NEW OVERTIME REGULATIONS
THE NEW RULE: On March 7, 2019 the U.S. Department of Labor issued a replacement of the controversial Obama-era overtime rule. The new rule raises the minimum salary threshold required for non-exempt workers to qualify for the Fair Labor Standards Act’s “white collar” exemptions from $23,660 to $35,308 per year. The former rule, blocked by a Texas federal judge in 2017 just days before it was scheduled to take effect, was never put into place. It would have raised the minimum salary to $47,476. Above the $35,308 compensation level, employees are not automatically eligibility for overtime, however, and still must meet various job duties to qualify.
The new rule increases the total annual compensation requirement for highly compensated workers from $100,000 to $147,414. The former rule would have raised the threshold to $134,004. The Department of Labor also proposed regular increases to that threshold every four years, but only after the submission of public comments.
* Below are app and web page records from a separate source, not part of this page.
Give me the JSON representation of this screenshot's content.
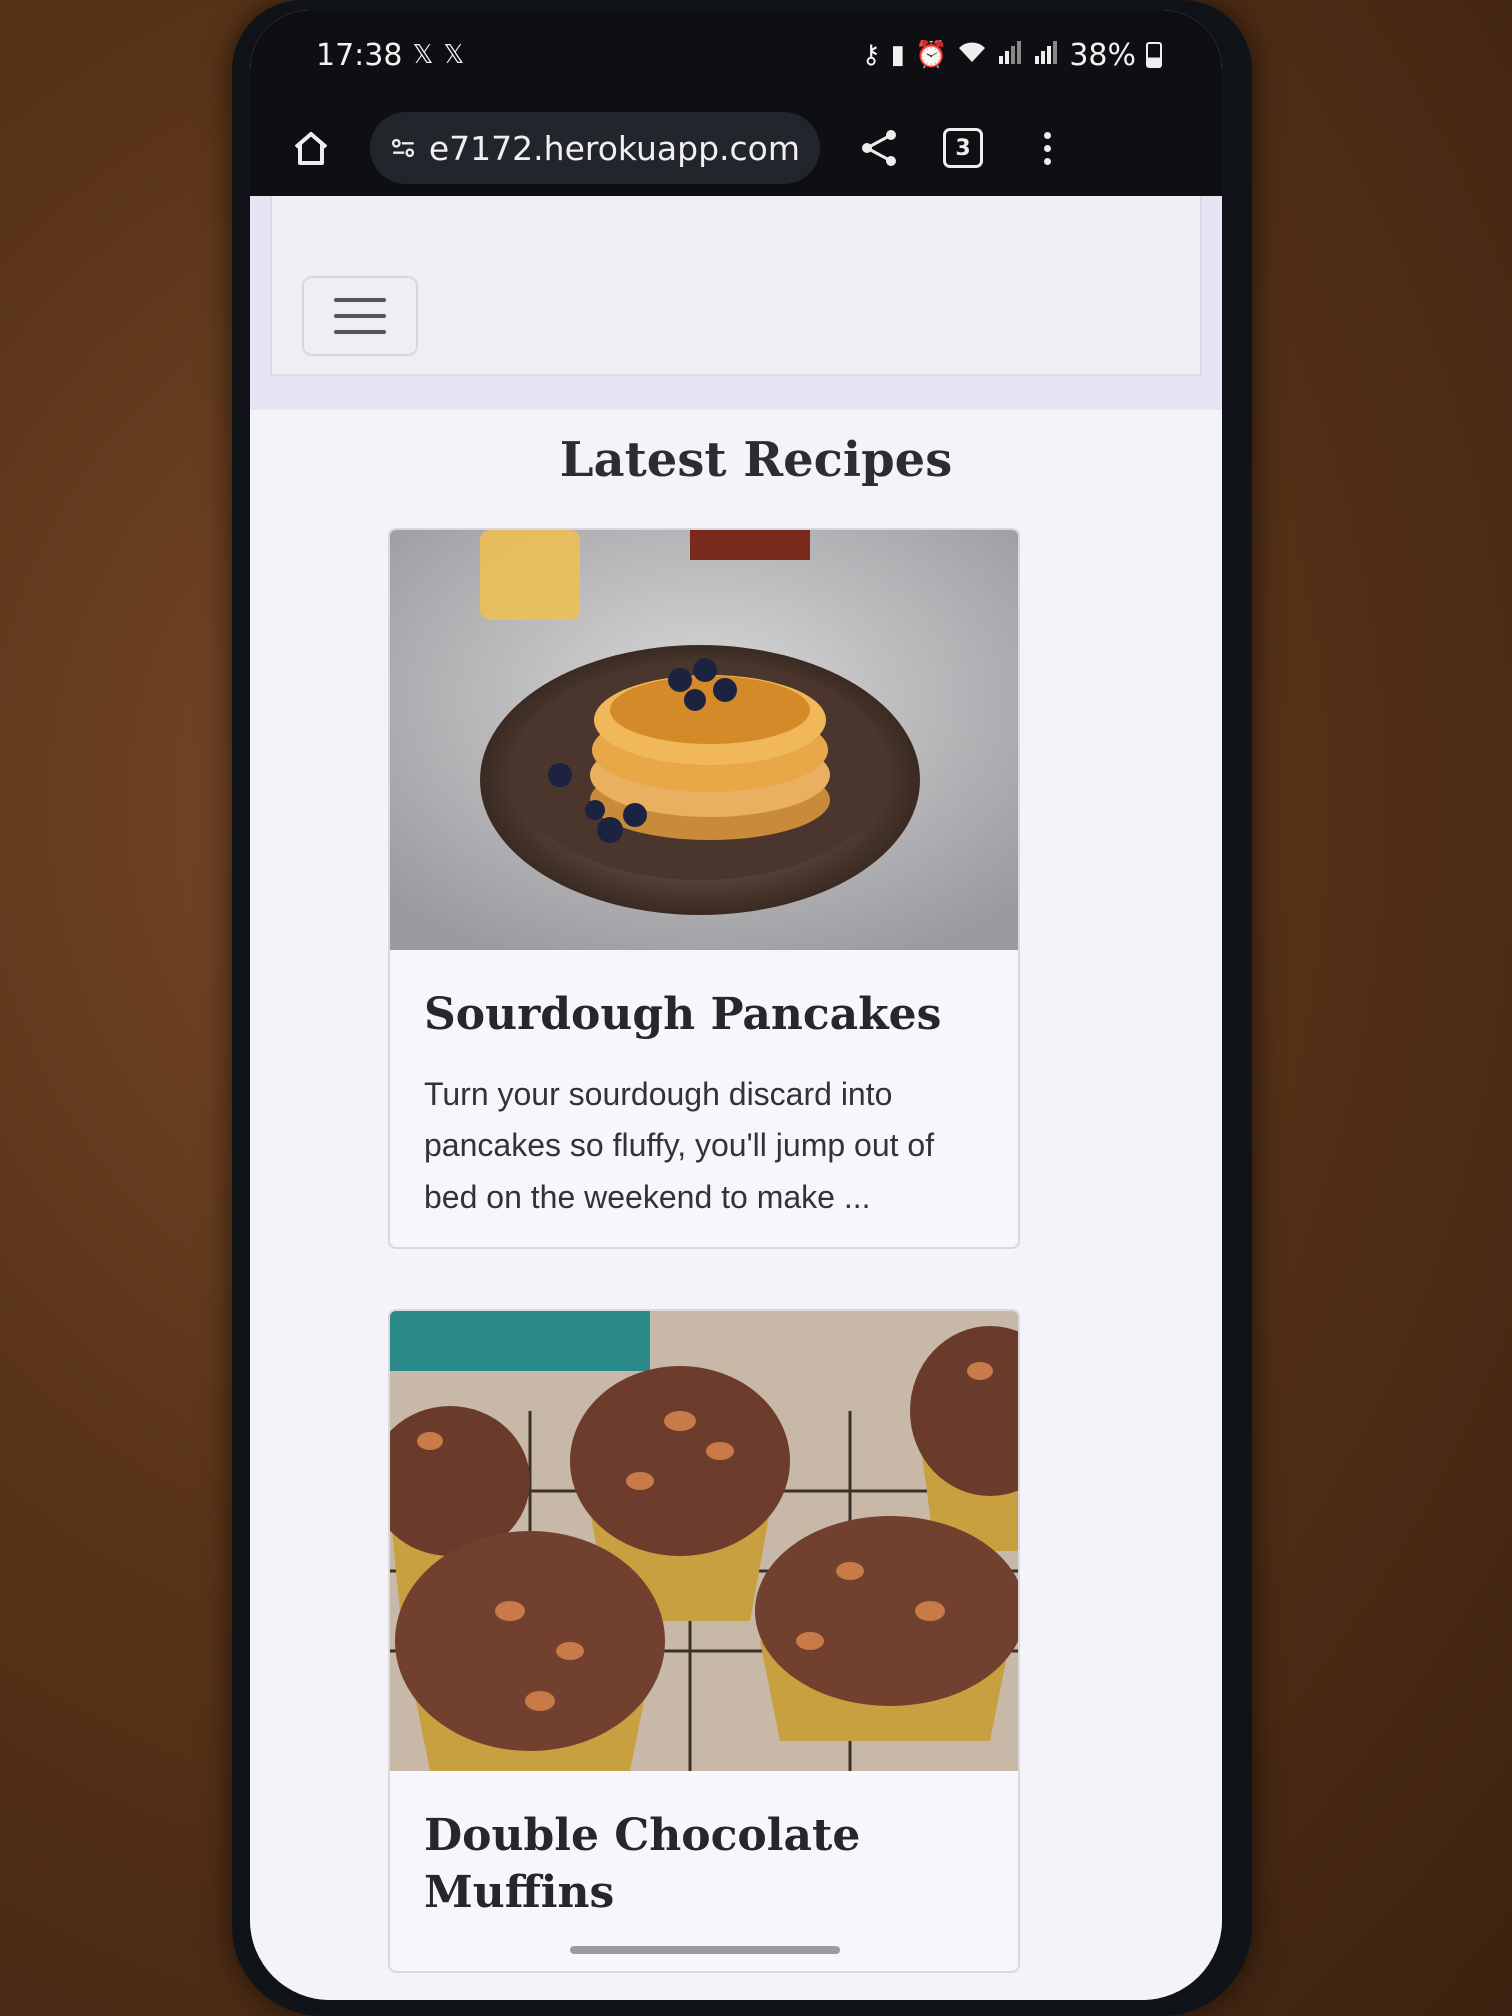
{
  "status_bar": {
    "time": "17:38",
    "left_icons": [
      "x-app-icon",
      "x-app-icon"
    ],
    "right_icons": [
      "key-icon",
      "battery-saver-icon",
      "alarm-icon",
      "wifi-icon",
      "signal-icon",
      "signal-icon"
    ],
    "battery": "38%"
  },
  "browser": {
    "url": "e7172.herokuapp.com",
    "tab_count": "3"
  },
  "page": {
    "section_title": "Latest Recipes",
    "recipes": [
      {
        "title": "Sourdough Pancakes",
        "excerpt": "Turn your sourdough discard into pancakes so fluffy, you'll jump out of bed on the weekend to make ..."
      },
      {
        "title": "Double Chocolate Muffins",
        "excerpt": ""
      }
    ]
  },
  "colors": {
    "navbar_bg": "#efeef2",
    "accent_band": "#e8e4f4",
    "text_dark": "#2c2c35"
  }
}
The former rule would have altered the thresholds without public comment.
The new rule also allows employers to include certain non-discretionary bonuses and incentive payments up to 10% of the new $35,308 ($679/wk) threshold.
The Department of Labor estimates the new rule will make more than a million workers newly eligible for overtime, compared to the former rule which would have affected an estimated four million workers.
The Department of Labor declined to make any changes to the so-called “duties test” (for executive, administrative, professional, computer professionals and outside salespersons) which is another way the FLSA rules operate to identify and classify employees that are exempt from the overtime rules.
The rule is expected to take effect in January 2020.
WHAT THIS MEANS FOR OUR EMPLOYER CLIENTS:
We encourage all of our clients to immediately determine if there are any employees who are currently exempt (ineligible for overtime):
- making between $23,660 and $35,308 (minimum salary threshold)
- making between $100,000 and $147,414 (highly compensated)
If there are employees in either category, they will need to be converted to non-exempt hourly employees eligible for overtime effective no later than December 31, 2019, or their salary will need to increase to exceed the new thresholds. Please let us know if you need to discuss either option before the effective date.
State law may differ from these federal regulations. For example, the Pennsylvania Minimum Wage Act does not recognize the highly compensated test. A review of state law is required before any permanent changes can be made.
To continue the discussion, feel free to contact Mike Torchia, Michael Dubin, Steve Goldblum or Frank Spada at 215-887-0200.